• The problem
In the material below, tally the lines that include the string "name", then write down only the total.

════

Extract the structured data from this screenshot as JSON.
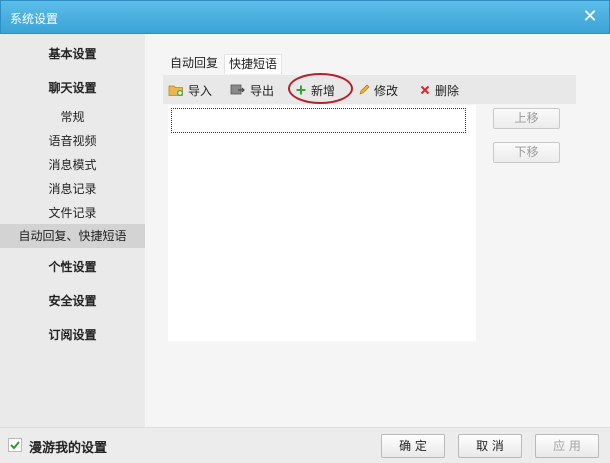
{
  "window": {
    "title": "系统设置",
    "close_glyph": "✕"
  },
  "sidebar": {
    "groups": [
      {
        "label": "基本设置"
      },
      {
        "label": "聊天设置"
      },
      {
        "label": "个性设置"
      },
      {
        "label": "安全设置"
      },
      {
        "label": "订阅设置"
      }
    ],
    "chat_items": [
      {
        "label": "常规"
      },
      {
        "label": "语音视频"
      },
      {
        "label": "消息模式"
      },
      {
        "label": "消息记录"
      },
      {
        "label": "文件记录"
      },
      {
        "label": "自动回复、快捷短语",
        "active": true
      }
    ]
  },
  "tabs": [
    {
      "label": "自动回复"
    },
    {
      "label": "快捷短语",
      "active": true
    }
  ],
  "toolbar": {
    "import_label": "导入",
    "export_label": "导出",
    "add_label": "新增",
    "edit_label": "修改",
    "delete_label": "删除"
  },
  "side_buttons": {
    "up_label": "上移",
    "down_label": "下移"
  },
  "footer": {
    "roam_label": "漫游我的设置",
    "roam_checked": true,
    "ok_label": "确 定",
    "cancel_label": "取 消",
    "apply_label": "应 用"
  },
  "colors": {
    "titlebar": "#3aa3d6",
    "annotation": "#b5212a",
    "check": "#2e9a2e",
    "add": "#3aa03a",
    "delete": "#d42a2a"
  },
  "icons": [
    "close-icon",
    "folder-import-icon",
    "export-icon",
    "plus-icon",
    "pencil-icon",
    "delete-x-icon",
    "checkmark-icon"
  ]
}
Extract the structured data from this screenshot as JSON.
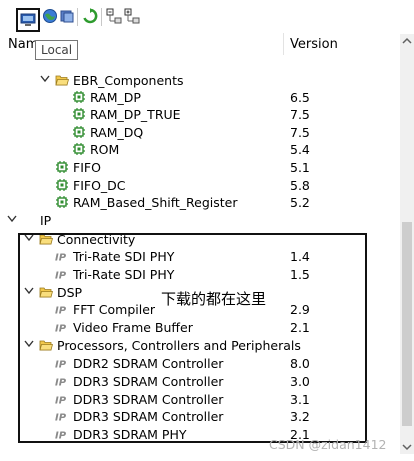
{
  "tooltip": "Local",
  "columns": {
    "name": "Nam",
    "version": "Version"
  },
  "toolbar": [
    {
      "name": "local-icon",
      "active": true
    },
    {
      "name": "network-icon"
    },
    {
      "name": "library-icon"
    },
    {
      "name": "refresh-icon"
    },
    {
      "name": "collapse-icon"
    },
    {
      "name": "expand-icon"
    }
  ],
  "rows": [
    {
      "label": "EBR_Components",
      "type": "folder",
      "depth": 1,
      "expanded": true,
      "version": ""
    },
    {
      "label": "RAM_DP",
      "type": "core",
      "depth": 2,
      "version": "6.5"
    },
    {
      "label": "RAM_DP_TRUE",
      "type": "core",
      "depth": 2,
      "version": "7.5"
    },
    {
      "label": "RAM_DQ",
      "type": "core",
      "depth": 2,
      "version": "7.5"
    },
    {
      "label": "ROM",
      "type": "core",
      "depth": 2,
      "version": "5.4"
    },
    {
      "label": "FIFO",
      "type": "core",
      "depth": 1,
      "version": "5.1"
    },
    {
      "label": "FIFO_DC",
      "type": "core",
      "depth": 1,
      "version": "5.8"
    },
    {
      "label": "RAM_Based_Shift_Register",
      "type": "core",
      "depth": 1,
      "version": "5.2"
    },
    {
      "label": "IP",
      "type": "root",
      "depth": 0,
      "expanded": true,
      "version": ""
    },
    {
      "label": "Connectivity",
      "type": "folder",
      "depth": 1,
      "expanded": true,
      "version": ""
    },
    {
      "label": "Tri-Rate SDI PHY",
      "type": "ip",
      "depth": 2,
      "version": "1.4"
    },
    {
      "label": "Tri-Rate SDI PHY",
      "type": "ip",
      "depth": 2,
      "version": "1.5"
    },
    {
      "label": "DSP",
      "type": "folder",
      "depth": 1,
      "expanded": true,
      "version": ""
    },
    {
      "label": "FFT Compiler",
      "type": "ip",
      "depth": 2,
      "version": "2.9"
    },
    {
      "label": "Video Frame Buffer",
      "type": "ip",
      "depth": 2,
      "version": "2.1"
    },
    {
      "label": "Processors, Controllers and Peripherals",
      "type": "folder",
      "depth": 1,
      "expanded": true,
      "version": ""
    },
    {
      "label": "DDR2 SDRAM Controller",
      "type": "ip",
      "depth": 2,
      "version": "8.0"
    },
    {
      "label": "DDR3 SDRAM Controller",
      "type": "ip",
      "depth": 2,
      "version": "3.0"
    },
    {
      "label": "DDR3 SDRAM Controller",
      "type": "ip",
      "depth": 2,
      "version": "3.1"
    },
    {
      "label": "DDR3 SDRAM Controller",
      "type": "ip",
      "depth": 2,
      "version": "3.2"
    },
    {
      "label": "DDR3 SDRAM PHY",
      "type": "ip",
      "depth": 2,
      "version": "2.1"
    }
  ],
  "annotation": "下载的都在这里",
  "watermark": "CSDN @zidan1412",
  "colors": {
    "folder": "#f2c84b",
    "core": "#2f8c2f",
    "ip": "#8a8a8a",
    "refresh": "#2e9b2e",
    "accent": "#2a5db0"
  }
}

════

• Answer area
7